Every line of the entries below that carries the string "cursor" should be copied.
[SUPPLIED DATA — start]
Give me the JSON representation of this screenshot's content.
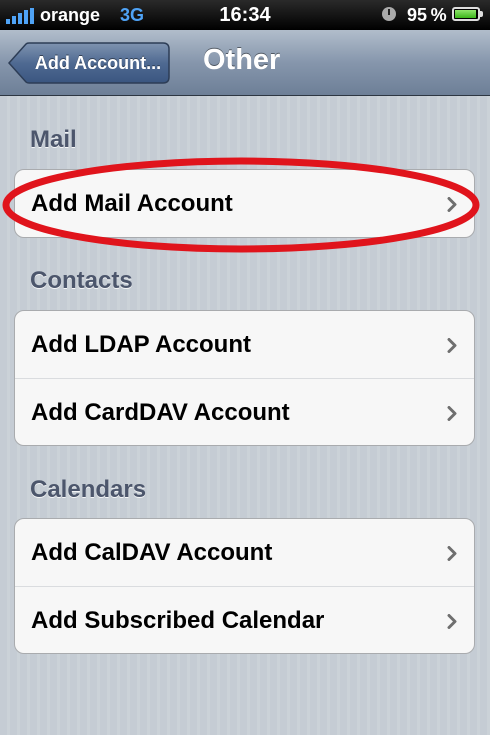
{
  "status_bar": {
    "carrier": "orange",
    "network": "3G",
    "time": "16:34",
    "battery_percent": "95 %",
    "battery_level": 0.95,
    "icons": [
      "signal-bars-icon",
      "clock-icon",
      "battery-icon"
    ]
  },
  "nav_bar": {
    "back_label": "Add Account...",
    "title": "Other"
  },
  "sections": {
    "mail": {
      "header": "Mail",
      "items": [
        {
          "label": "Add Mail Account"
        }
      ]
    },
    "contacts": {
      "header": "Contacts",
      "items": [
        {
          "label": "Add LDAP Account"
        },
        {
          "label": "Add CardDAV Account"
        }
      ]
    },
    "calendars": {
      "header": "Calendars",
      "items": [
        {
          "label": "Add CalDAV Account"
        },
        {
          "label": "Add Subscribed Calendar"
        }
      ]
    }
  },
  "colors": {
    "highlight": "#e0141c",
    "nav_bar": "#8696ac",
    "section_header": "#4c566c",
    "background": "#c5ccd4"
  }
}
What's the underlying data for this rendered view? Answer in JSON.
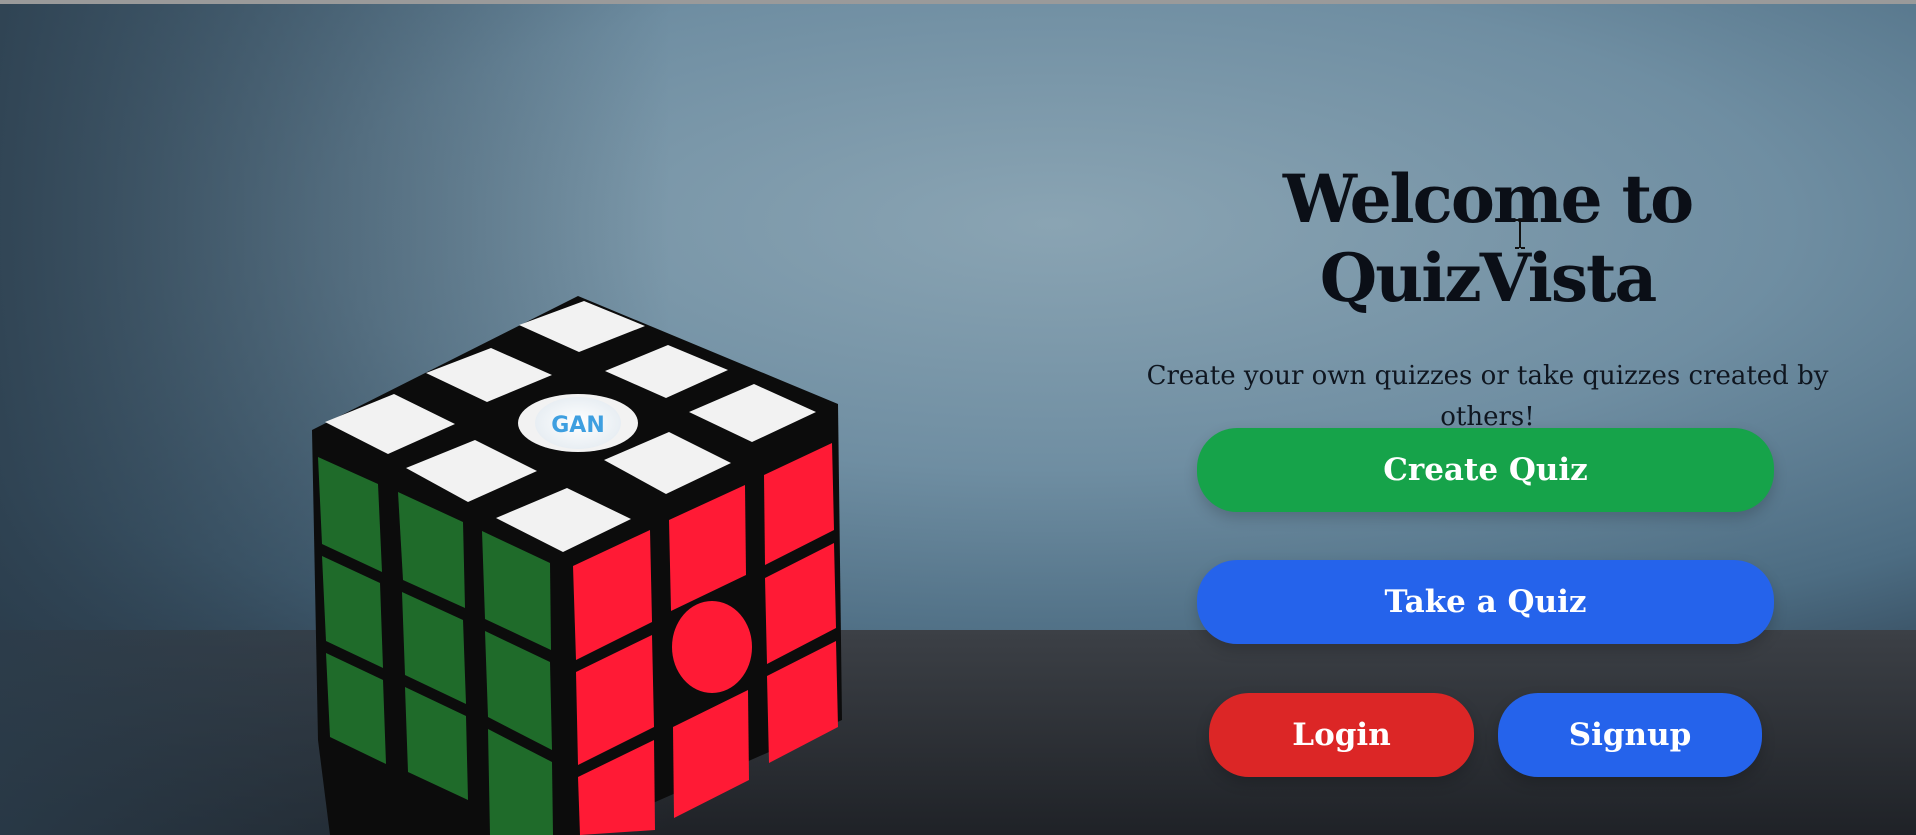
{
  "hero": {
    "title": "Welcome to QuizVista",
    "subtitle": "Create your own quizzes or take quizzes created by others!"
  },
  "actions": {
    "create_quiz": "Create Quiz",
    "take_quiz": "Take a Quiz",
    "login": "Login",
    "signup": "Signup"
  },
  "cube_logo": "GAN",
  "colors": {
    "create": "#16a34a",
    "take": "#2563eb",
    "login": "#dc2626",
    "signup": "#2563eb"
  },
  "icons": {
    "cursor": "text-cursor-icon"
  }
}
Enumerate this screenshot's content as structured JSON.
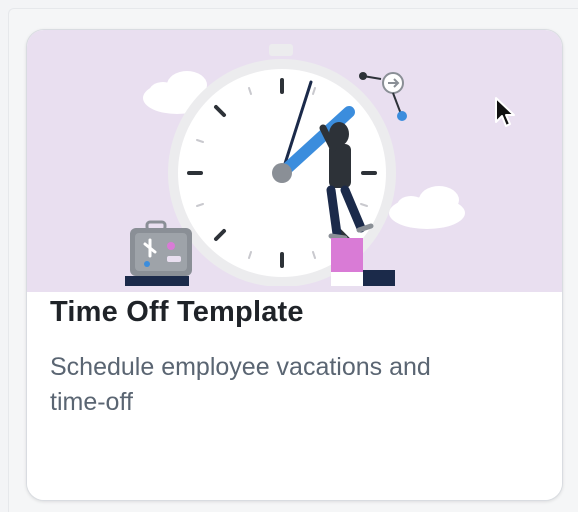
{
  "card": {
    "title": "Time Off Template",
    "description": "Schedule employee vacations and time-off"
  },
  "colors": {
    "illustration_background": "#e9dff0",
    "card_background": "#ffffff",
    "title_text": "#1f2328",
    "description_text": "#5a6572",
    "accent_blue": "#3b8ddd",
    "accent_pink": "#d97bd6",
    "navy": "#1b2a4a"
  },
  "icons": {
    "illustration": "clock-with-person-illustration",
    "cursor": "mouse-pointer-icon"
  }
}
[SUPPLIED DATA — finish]
WRITTEN ANSWER:
    "cursor": "text-cursor-icon"
    "cursor": "mouse-pointer-icon"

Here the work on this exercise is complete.